I’m a big JRPG fan, so it was a matter of time before I learned of Trails of Cold Steel and Trails in the Sky. A few days ago I finally completed Trails in the Sky Series and I’m glad to announce it got me super excited to continue through Cold Steel.
As the title suggests, this review will only cover Trails in the Sky, which is only the first 3 games of a 9 game franchise, with another game coming out 2023.
Don’t worry, I won’t spoil anything for you.
The story of this franchise are currently divided into 3 arcs Liberl arc, Calvard arc and Erebonia arc, each one with the name of the country the story focuses on, all of them happen on the fictional continent: Zemuria.
Trails in the Sky happens on Liberl Kingdom where we follow our 2 young protagonists Estelle and Joshua Bright on their adventure to become full-fledged bracers and save the kingdom from an ominous enemy.
If I’m being honest the story is quite simple, compared to other JRPG at least, I absolutely loved it, but it can get predictable how its going to unfold.
However, the story takes a massive win on world building. Everything that happens on the world affects the characters, allies, villains and even NPC’s you start recognizing. The world is live, and it feels good to explore each place with it’s own culture and problems.
A good story must have good characters to carry that story forward, this game is no exception. They grow along the story and all of them have a unique personality, people they look up to, fears, hobbies, ideals.
This is especially true for our protagonists, both of them have a really good and progressive development, they don’t just change over the course of one night, they change across their entire journey as they see what it is about the job of a Bracer and the world for the first time.
We all know how JRPG work, you level up, acquire a bunch of powerful items and destroy everything with your attacks, abilities and magic. So what makes Trails different?
Combat in this game is a strong point, everything on how it works is really clear but you can still get better at it if you understand how some things work that the game does not tell you, but learn from experience, this is vital to complete the game on the highest difficulty, I will get to that later.
Like the image below shows, the bar on the left side shows the order of turns, along with turns that have critical attacks, augmented damage, or other bonus.
You know when you or your opponent has one, and the better part is, the player can steal turns with their special ability if available.
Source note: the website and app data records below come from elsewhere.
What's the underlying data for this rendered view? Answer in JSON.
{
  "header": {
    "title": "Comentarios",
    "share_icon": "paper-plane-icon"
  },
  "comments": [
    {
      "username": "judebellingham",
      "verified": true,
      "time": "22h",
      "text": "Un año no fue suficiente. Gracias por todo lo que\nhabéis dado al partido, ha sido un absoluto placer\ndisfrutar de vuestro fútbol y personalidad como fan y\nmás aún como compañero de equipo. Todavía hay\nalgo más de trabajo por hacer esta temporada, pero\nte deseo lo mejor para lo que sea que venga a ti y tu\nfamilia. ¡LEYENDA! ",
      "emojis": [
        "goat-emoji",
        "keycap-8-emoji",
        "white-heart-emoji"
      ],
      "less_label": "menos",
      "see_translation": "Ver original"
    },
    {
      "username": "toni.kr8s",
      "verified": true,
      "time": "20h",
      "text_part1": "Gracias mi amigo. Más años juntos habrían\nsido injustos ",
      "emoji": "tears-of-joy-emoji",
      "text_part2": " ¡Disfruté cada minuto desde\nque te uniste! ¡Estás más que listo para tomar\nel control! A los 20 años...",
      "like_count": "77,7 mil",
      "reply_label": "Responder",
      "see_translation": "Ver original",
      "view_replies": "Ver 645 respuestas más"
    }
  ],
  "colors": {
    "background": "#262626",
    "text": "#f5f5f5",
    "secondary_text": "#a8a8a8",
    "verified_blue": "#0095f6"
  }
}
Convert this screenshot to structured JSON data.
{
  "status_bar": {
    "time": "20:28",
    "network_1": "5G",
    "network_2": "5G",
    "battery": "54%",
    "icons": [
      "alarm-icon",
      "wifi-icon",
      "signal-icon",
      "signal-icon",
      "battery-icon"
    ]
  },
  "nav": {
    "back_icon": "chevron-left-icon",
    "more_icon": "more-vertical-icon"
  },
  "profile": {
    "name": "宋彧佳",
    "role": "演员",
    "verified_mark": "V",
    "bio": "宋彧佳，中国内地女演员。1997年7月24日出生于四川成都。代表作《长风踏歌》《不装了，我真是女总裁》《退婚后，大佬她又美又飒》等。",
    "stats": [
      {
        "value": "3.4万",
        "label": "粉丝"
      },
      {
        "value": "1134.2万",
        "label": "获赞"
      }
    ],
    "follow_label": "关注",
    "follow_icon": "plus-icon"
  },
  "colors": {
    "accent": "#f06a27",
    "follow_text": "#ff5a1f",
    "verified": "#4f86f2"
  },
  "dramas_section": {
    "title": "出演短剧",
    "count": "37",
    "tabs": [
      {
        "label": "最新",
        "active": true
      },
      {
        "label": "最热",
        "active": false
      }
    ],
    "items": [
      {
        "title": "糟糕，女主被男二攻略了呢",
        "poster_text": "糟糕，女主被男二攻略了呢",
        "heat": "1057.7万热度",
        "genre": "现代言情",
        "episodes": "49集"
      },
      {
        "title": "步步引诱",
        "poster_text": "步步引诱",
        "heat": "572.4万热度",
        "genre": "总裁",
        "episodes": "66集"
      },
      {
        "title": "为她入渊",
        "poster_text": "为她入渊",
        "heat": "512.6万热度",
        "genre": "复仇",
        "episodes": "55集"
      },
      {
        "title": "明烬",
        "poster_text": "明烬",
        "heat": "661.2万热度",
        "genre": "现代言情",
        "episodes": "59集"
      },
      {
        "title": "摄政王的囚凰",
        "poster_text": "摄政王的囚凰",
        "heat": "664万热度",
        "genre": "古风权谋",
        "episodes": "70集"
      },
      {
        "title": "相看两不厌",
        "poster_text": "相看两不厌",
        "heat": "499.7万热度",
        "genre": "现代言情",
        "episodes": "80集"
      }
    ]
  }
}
So, not only the RNG is less infuriating, but also you can plan ahead of time for this moment.
Main and secondary missions get recorded on the Bracer Notebook along with a brief explanation on story, a great way to know where you left off if you have not touched the game in a year, this book also shows how to do all the combinations for the arts since the beginning of the game.
Arts are magic abilities and get unlocked by combining orbs into the orbment each character has, this, along crafts (abilities) is what decide a character role, for example, some orbments are really bad for arts, but the character has really good stats and abilities, some orbments are especially made for supporting.
Difficulty varies for each game, it’s not a particularly hard game, unless you go to the hardest difficulty, nightmare, this is where the games differentiate the most.
Don’t get me wrong, the games have a few changes on gameplay here and there, but it is on nightmare where this differences matter the most, is really hard on all stages and with more and more things to consider each game, this only escalates.
On the first two games this can be enjoyable if you like to challenge yourself, but the problem comes on the 3rd. The third doesn’t feel hard, it feels unfair and luck based(this affects bosses the most), luckily, there is a nice option called “Retry Offset”, this option makes a battle easier each time you get defeated and reset the battle.
For the most part nightmare mode is a nice challenge on First and Second Chapter, you have enough freedom to not only go with one team composition but have to know how the game works, how to use buffs, de-buffs, stat changes, and other mechanics that are not that relevant to know on easier difficulties.
Chests and final words
I just have to mention the hilarious comments made by chests when you try to loot them for a second time.
As said before, the story is probably the weakest part about Trails, hope this changes on later games. Still, this series made it to the list of games I love the most, second chapter being the best one.
All thanks to the enjoyable cast, exploration, and satisfying battles that I got to experience during this adventure.
Now, if you ask me to rank the games, it would look like this:
- Trails in the Sky SC 9/10: Best storytelling, bosses, difficulty and exploration (Not that far from a 10 to be honest)
- Trails in the sky FC 8/10: Introduction to the world, easiest of the three.
- Trails in the Sky the 3rd 7/10: Epilogue for previous games, nightmare difficulty is bad, slow start, almost no exploration to do.
If you want a good JRPG to play, or just a simple but enjoyable story, check Trails in the Sky.
- Great combat system
- Character Development
- World Building
- Almost no replay value
- Predictable storytelling